  • Kat

    Missionaries are people who think that for every good deed they do, it’s a star on God’s accounting list.The more good deeds, the closer they are to getting into heaven.The work they do as far as feeding and getting medicines to these people is great, but do they do it out of generousity or selfishness.If “Heaven” wasn’t dangling on a string in front of them, how generous would they be?
    I liked Erics comment”I would ask if they would be okay with Muslims coming to their neighborhood and building a mosque, lets say in a poor neighborhood in the Appalachian Mountains, in return for helping build better homes.” Why aren’t these people working HERE? We have sick and poor. How about working in New Orleans?
    Why? Because the people HERE already know about their Jesus..they wouldn’t get NEW recruits…probably wouldn’t get as many gold stars.

  • Eric

    Good point about New Orleans, Kat. I remember about four years ago hearing my sister who’s a born again Christian say that she and some people from her church were going to New Orleans to help after Katrina. When she didn’t end up going she claimed that they were taking a van down there and would have to take too many days off from work. I’m not saying that’s not true, but I think you may be onto something and that perhaps she realized that New Orleans is already quite Christian and that they would actually have to do a lot of hard work with no proselytizing involved.

    • http://www.myspace.com/DD_NU4EVER Diana

      I don’t know about the lack of Christians helping out in New Orleans but I do know that a famous Atheist, Brad Pit, is kicking some serious ass down there. He’s building environmentally safe homes and really putting all he has into helping the people down there…and he’s doing so without pushing Atheism on them even though there’s a huge Christian population in New Orleans.

      I hear that they want him as mayor, making him the first Atheist politician….at least the first that is open about it. But, the mayor thing may just be rumor.

  • Barry

    How about how they don’t do anyting to help these people control the numbe rone thing that is keeping them ungry, which is their birth rate, by providing birth control (and / or abortions)? Their religion tells them not to do this, but that is what these pople need, modern birth control.
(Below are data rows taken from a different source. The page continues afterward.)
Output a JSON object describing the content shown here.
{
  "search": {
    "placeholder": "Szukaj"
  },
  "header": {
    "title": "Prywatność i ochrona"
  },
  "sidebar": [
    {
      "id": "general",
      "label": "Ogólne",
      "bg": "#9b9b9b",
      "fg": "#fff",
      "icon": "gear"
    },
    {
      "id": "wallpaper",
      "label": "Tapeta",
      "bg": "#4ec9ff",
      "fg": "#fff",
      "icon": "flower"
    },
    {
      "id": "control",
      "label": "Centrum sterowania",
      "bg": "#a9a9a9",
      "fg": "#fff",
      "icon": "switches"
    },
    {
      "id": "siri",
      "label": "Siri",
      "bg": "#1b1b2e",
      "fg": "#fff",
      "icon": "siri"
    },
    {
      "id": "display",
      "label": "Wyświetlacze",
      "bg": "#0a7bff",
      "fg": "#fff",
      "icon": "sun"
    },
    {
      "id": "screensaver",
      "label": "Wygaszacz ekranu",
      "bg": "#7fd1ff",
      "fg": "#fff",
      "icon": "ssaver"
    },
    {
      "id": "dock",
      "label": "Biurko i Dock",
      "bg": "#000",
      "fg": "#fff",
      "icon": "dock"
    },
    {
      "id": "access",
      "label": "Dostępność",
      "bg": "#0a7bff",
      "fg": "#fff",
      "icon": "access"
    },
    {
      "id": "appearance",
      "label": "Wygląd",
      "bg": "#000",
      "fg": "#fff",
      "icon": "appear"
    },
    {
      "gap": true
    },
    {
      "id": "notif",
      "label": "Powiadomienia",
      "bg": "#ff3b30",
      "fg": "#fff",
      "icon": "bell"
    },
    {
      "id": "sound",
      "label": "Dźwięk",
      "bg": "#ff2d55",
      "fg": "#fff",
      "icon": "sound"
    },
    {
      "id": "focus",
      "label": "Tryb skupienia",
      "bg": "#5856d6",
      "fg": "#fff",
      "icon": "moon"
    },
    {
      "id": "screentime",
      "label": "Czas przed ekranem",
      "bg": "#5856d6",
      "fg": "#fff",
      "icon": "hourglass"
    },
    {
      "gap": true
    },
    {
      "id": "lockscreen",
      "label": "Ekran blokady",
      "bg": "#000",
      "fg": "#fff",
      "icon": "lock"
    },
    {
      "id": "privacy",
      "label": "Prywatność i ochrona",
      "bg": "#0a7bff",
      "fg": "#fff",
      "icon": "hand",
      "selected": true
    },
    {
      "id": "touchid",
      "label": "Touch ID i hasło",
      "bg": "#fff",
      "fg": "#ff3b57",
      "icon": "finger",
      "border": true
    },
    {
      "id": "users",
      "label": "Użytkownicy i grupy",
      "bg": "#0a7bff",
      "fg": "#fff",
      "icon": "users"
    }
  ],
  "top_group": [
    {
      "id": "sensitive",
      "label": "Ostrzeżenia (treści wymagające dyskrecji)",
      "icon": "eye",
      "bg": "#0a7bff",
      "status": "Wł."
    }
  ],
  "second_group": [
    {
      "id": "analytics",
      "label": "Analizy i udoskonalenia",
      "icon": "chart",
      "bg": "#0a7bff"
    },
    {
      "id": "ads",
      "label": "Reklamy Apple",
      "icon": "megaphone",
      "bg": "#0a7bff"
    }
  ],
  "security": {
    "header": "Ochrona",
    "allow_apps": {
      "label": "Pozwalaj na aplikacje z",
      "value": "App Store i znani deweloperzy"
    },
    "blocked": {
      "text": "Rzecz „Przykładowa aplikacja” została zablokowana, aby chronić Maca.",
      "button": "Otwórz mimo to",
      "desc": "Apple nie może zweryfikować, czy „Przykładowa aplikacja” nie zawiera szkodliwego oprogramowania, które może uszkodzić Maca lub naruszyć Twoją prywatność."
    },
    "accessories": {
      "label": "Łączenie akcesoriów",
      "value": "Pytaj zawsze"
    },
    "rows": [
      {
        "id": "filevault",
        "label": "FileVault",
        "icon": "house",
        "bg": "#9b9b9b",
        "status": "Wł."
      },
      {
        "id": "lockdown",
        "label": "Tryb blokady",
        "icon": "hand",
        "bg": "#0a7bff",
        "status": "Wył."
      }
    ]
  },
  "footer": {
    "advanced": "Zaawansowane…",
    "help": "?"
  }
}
  • http://www.myspace.com/andrewtheatheist Andrew the Atheist

    Well, it looks like I’m a bit late to the party. Sorry Staks, but I can’t comment on your blog at work anymore. I did a blog of my own on this topic recently. Someone (a beleiver) told me that while religion HAS been a source of inhumane suffering throughout history, they make up for it with charity and mission work. I responded that missions simply spread more suffering in a different way.

    There ARE certainly chirstian organizations that DO try to leave christ at home and just do the good work. They are ostrisized by the religious community for doing so. The less a mission pushes its faith on the indiginous people, the less respect it garners from the religious community.

  • cneil686

    Not clear what point you are making here, Jayman. That being gay is not a sin provided it isn’t acted on? You blue eyes analogy doesn’t work because having blue eyes is a static position – it doesn’t require being acted on. Having same-sex attraction does. Being gay is not just a disposition it is something people do (unlike blue eyes – no-one, as you appear to concede yourself, ‘does’ blue eyes).

    • http://biblicalscholarship.wordpress.com Jayman


      Not clear what point you are making here, Jayman. That being gay is not a sin provided it isn’t acted on?

      That’s one of the points.

      You blue eyes analogy doesn’t work because having blue eyes is a static position – it doesn’t require being acted on. Having same-sex attraction does. Being gay is not just a disposition it is something people do (unlike blue eyes – no-one, as you appear to concede yourself, ‘does’ blue eyes).

      The existence of celibate homosexuals contradicts your claim that same-sex attraction requires being acted on.